▼
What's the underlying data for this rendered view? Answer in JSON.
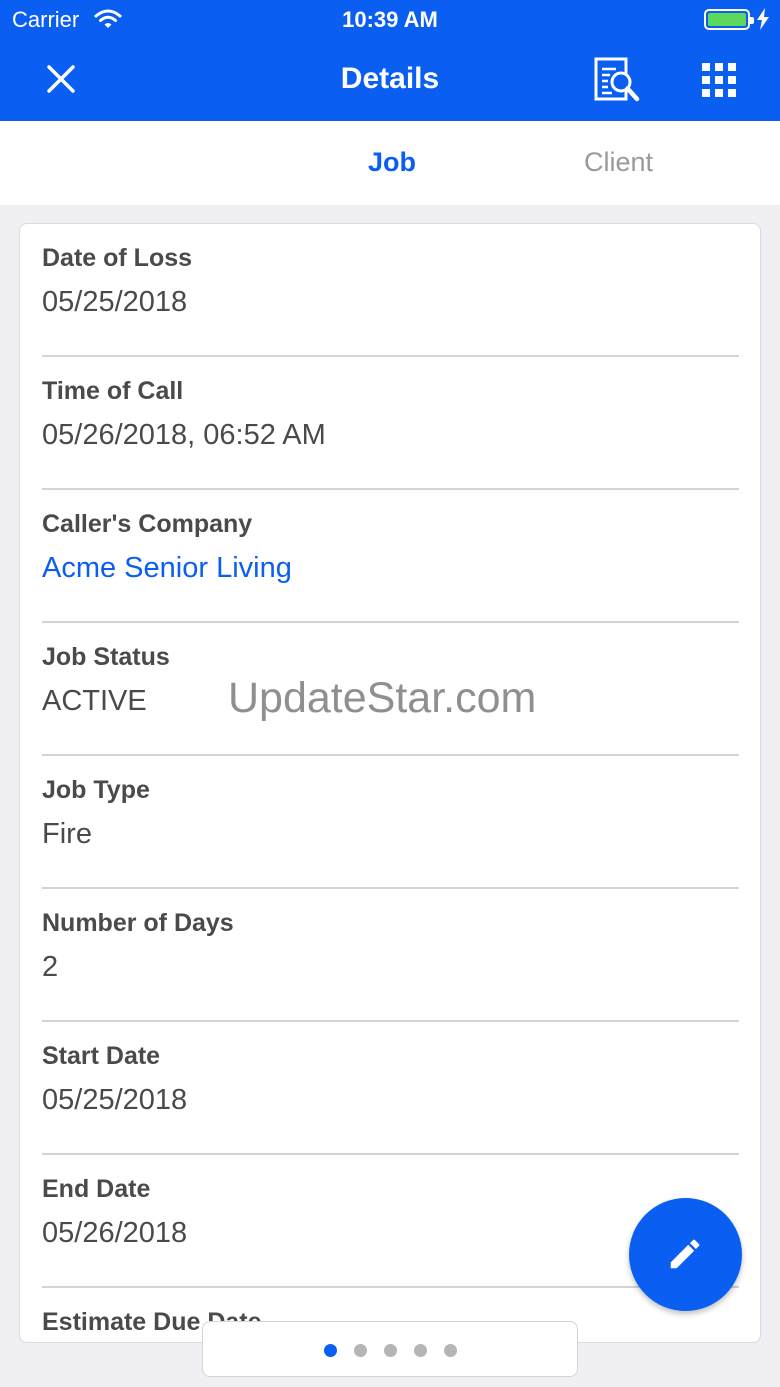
{
  "status_bar": {
    "carrier": "Carrier",
    "time": "10:39 AM"
  },
  "nav": {
    "title": "Details",
    "close_icon": "close-icon",
    "search_icon": "document-search-icon",
    "menu_icon": "grid-menu-icon"
  },
  "tabs": [
    {
      "label": "Job",
      "active": true
    },
    {
      "label": "Client",
      "active": false
    }
  ],
  "fields": [
    {
      "label": "Date of Loss",
      "value": "05/25/2018"
    },
    {
      "label": "Time of Call",
      "value": "05/26/2018, 06:52 AM"
    },
    {
      "label": "Caller's Company",
      "value": "Acme Senior Living"
    },
    {
      "label": "Job Status",
      "value": "ACTIVE"
    },
    {
      "label": "Job Type",
      "value": "Fire"
    },
    {
      "label": "Number of Days",
      "value": "2"
    },
    {
      "label": "Start Date",
      "value": "05/25/2018"
    },
    {
      "label": "End Date",
      "value": "05/26/2018"
    },
    {
      "label": "Estimate Due Date",
      "value": ""
    }
  ],
  "watermark": "UpdateStar.com",
  "fab_icon": "pencil-icon",
  "pager": {
    "count": 5,
    "active": 0
  },
  "colors": {
    "accent": "#0a5ff2",
    "battery": "#5cd85c"
  }
}
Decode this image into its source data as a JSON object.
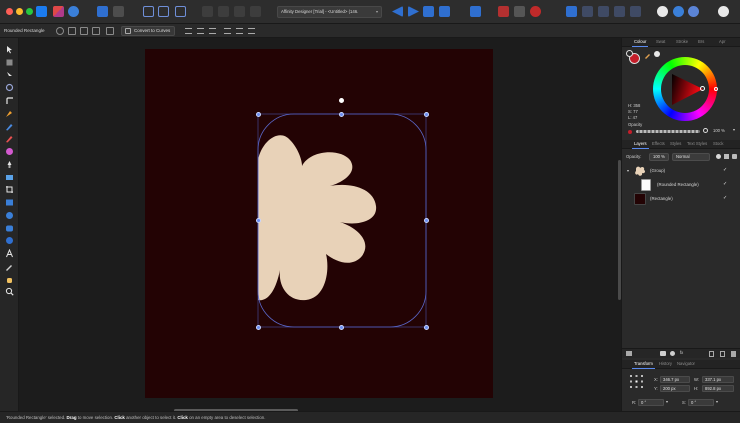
{
  "app": {
    "document_title": "Affinity Designer [Trial] - <Untitled> (146.",
    "title_chevron": "▾"
  },
  "context_toolbar": {
    "selection_label": "Rounded Rectangle",
    "convert_button": "Convert to Curves"
  },
  "colors": {
    "accent": "#5a8af0",
    "artboard": "#230304",
    "shape_fill": "#e8d2b8",
    "swatch": "#c41e2a",
    "selection": "#6a8cf0"
  },
  "color_panel": {
    "tabs": [
      "Colour",
      "Swat",
      "Stroke",
      "Brs",
      "Apr"
    ],
    "hsl": {
      "h": "H: 358",
      "s": "S: 77",
      "l": "L: 47"
    },
    "opacity_label": "Opacity",
    "opacity_value": "100 %"
  },
  "layers_panel": {
    "tabs": [
      "Layers",
      "Effects",
      "Styles",
      "Text Styles",
      "Stock"
    ],
    "opacity_label": "Opacity:",
    "opacity_value": "100 %",
    "blend_mode": "Normal",
    "layers": [
      {
        "name": "(Group)",
        "check": "✓"
      },
      {
        "name": "(Rounded Rectangle)",
        "check": "✓"
      },
      {
        "name": "(Rectangle)",
        "check": "✓"
      }
    ]
  },
  "transform_panel": {
    "tabs": [
      "Transform",
      "History",
      "Navigator"
    ],
    "x_label": "X:",
    "x_value": "346.7 px",
    "w_label": "W:",
    "w_value": "337.1 px",
    "y_label": "Y:",
    "y_value": "200 px",
    "h_label": "H:",
    "h_value": "892.8 px",
    "r_label": "R:",
    "r_value": "0 °",
    "s_label": "S:",
    "s_value": "0 °"
  },
  "status": {
    "quoted": "'Rounded Rectangle' selected. ",
    "b1": "Drag",
    "t1": " to move selection. ",
    "b2": "Click",
    "t2": " another object to select it. ",
    "b3": "Click",
    "t3": " on an empty area to deselect selection."
  }
}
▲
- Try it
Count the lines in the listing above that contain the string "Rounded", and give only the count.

- Your response
3